February 2009

Down Range: 02/09

Ruger has issued a recall on the extremely popular new LCP 380 auto. The problem seems to be that it’s possible for the gun to discharge if dropped. In Ruger’s words, they’ve received a small number of reports to the effect that the gun, "...can discharge when dropped onto a hard surface with a round in the chamber." The company has offered a retrofit of a different hammer mechanism to cure the problem. This will be at no charge to the

The arrow points to a diamond- shaped mark at the bottom of the hammer notch in the LCP’s frame. If your gun has that diamond, it has the retrofitted hammer mechanism. If not, it needs to go back to Ruger, unless your serial number begins with 371.

customer, and details how to proceed may be obtained via email to: LCPRecall@ruger.com, or by phone to the "recall hotline" at (800) 784-3701. For your troubles, you’ll also receive a free new magazine with a finger extension, like the one that came with one of the Kel-Tec’s two magazines.

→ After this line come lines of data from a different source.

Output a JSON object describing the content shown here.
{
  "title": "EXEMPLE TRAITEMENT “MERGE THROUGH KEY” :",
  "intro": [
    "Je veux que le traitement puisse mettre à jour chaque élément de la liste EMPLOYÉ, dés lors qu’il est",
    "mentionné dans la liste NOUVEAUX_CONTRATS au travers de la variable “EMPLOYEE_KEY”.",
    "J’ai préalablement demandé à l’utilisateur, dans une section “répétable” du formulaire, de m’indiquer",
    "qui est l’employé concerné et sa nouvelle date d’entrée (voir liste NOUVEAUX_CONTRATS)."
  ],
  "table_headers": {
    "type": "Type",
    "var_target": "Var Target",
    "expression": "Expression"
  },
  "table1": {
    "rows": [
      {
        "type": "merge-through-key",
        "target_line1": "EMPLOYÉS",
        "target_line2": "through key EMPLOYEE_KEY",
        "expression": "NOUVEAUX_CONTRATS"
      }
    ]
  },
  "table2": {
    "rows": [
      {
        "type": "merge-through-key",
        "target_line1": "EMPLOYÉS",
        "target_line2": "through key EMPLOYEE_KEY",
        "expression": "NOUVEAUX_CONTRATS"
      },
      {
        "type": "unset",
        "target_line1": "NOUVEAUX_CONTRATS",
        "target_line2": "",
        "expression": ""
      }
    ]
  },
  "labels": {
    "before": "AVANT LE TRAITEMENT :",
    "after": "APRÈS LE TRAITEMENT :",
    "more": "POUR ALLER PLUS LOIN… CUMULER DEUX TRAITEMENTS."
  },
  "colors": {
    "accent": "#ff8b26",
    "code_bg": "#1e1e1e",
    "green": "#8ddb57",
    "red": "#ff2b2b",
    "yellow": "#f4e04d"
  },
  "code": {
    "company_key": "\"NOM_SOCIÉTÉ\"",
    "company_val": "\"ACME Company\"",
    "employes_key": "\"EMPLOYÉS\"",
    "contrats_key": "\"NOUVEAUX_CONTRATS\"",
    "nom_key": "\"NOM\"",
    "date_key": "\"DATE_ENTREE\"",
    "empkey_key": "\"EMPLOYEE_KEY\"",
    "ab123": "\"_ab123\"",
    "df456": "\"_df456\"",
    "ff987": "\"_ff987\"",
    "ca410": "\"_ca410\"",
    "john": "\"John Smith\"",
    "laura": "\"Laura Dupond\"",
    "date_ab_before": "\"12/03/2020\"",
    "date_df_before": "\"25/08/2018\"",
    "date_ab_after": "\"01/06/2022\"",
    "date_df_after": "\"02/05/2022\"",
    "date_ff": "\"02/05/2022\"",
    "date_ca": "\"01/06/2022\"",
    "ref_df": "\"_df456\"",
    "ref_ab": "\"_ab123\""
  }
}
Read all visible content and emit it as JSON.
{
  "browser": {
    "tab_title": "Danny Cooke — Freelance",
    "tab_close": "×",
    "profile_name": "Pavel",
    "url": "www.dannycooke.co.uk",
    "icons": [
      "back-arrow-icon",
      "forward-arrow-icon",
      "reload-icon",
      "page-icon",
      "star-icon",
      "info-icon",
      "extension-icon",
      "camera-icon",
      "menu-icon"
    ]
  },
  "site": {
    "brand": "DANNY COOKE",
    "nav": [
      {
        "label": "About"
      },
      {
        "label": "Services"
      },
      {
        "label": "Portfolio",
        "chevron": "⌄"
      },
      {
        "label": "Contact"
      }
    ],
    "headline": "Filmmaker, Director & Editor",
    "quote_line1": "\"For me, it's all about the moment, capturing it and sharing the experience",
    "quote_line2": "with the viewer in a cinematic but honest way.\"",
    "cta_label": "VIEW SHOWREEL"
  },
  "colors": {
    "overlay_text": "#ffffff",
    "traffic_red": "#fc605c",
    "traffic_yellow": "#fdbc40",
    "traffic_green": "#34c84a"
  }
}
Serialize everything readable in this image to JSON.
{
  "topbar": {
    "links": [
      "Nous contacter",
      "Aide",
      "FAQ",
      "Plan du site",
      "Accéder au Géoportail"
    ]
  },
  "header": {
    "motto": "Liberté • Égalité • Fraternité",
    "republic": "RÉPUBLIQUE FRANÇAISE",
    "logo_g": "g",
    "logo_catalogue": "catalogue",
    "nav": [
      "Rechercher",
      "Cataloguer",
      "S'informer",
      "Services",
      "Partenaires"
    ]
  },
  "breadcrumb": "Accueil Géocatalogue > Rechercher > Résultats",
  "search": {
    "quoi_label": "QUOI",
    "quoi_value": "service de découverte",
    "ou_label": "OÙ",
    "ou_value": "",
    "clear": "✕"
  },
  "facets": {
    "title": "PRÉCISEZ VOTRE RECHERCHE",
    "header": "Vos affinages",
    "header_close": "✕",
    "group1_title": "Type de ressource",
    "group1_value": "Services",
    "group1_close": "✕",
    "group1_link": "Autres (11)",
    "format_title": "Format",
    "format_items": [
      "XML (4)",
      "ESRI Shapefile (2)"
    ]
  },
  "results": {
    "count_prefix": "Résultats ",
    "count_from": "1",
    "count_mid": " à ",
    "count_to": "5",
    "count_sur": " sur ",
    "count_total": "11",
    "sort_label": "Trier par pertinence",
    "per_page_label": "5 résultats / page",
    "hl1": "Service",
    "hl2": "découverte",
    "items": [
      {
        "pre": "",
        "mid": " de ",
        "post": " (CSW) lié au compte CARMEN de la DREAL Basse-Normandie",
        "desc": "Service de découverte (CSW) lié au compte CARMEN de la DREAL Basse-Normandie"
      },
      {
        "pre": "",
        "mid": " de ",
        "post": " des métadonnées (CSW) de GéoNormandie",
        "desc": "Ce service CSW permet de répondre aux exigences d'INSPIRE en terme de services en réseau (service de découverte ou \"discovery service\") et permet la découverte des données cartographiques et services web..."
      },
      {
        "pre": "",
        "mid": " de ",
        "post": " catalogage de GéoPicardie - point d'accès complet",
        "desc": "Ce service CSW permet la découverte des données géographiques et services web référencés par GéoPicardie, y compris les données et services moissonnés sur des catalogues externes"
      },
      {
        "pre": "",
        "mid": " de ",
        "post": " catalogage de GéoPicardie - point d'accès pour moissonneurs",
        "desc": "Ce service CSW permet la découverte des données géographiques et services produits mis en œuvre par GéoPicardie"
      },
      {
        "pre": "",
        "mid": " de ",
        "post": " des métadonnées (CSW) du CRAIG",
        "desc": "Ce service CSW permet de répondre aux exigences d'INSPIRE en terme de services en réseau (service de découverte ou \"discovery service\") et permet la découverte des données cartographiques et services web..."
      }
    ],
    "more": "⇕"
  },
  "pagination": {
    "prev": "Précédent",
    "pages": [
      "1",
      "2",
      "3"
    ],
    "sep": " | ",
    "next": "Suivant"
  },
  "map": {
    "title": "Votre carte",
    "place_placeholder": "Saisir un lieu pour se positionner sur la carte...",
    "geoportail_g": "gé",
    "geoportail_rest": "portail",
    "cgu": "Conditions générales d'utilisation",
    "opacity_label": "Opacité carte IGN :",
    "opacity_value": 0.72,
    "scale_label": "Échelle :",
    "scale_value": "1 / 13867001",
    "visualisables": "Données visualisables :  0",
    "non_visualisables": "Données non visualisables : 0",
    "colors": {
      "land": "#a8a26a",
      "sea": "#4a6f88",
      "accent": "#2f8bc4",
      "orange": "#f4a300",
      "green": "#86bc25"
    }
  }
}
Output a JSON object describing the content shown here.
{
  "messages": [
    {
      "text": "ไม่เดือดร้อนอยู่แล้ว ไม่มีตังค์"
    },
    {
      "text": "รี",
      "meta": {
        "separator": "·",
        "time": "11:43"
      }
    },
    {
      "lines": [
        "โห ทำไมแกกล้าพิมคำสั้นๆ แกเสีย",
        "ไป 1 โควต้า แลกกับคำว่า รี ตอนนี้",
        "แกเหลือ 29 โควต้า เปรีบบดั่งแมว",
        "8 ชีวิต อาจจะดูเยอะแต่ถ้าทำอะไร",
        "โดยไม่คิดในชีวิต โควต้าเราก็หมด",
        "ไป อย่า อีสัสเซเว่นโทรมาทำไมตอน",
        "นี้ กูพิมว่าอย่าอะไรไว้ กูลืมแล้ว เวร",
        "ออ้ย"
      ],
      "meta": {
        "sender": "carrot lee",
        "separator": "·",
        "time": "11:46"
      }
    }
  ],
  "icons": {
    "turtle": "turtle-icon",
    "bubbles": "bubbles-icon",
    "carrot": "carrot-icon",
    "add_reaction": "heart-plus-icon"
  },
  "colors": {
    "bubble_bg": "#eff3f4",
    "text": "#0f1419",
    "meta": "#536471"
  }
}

If your gun already has the retrofit, it will be identified either by the addition of a diamond to the bottom of the hammer cut in the frame, or by the prefix "371" in the serial number.

We tested two Ruger LCP 380 ACP pistols in June 2008 and one of them had a problem with torn case rims. This was an early issue of the gun, and Ruger has fixed that problem completely. All later guns have a milled notch to give clearance to the ejected empties. Because Ruger has been swamped with orders for the LCP, we thought it would be a good idea to give one of the retrofitted guns a long look, and compared it with the one previously tested in Idaho.

We found a few small changes. The firing-pin hole of the newer gun seems to have been drilled through the slide at a different angle. While we could see no drastic differences between the two hammers, we could feel quite a difference. With the guns disassembled and the hammers cocked, when we shoved rearward on each hammer there was a pronounced reluctance for the new hammer to move in that direction. The older, non-modified gun permitted the hammer to move rearward much easier. The new gun’s hammer made a ratcheting sound, and the old one didn’t. We suspect that’s significant.

The slide-lock button has now been rounded, which makes it slightly easier to use. The new gun came with only one magazine, but it had two floorplates. There was a flat one, as on the original gun, and one with a finger extension to help get a grip on the small powerhouse. The new gun also had a blued barrel, while the first versions had white-finished stainless. The inside of the chamber mouth, under the hood, was quite smooth.

Our original sample gave us occasional failures to feed until we polished that area under the chamber extension or hood. We found no differences in velocity between old and new. Accuracy and reliability were fine in the new gun, for the duration of our very limited testing. If your gun is one that needs attention—and that includes all the 370-serial number prefixes that don’t have the little diamond—we strongly suggest you contact Ruger and have this potential problem repaired. —Ray Ordorica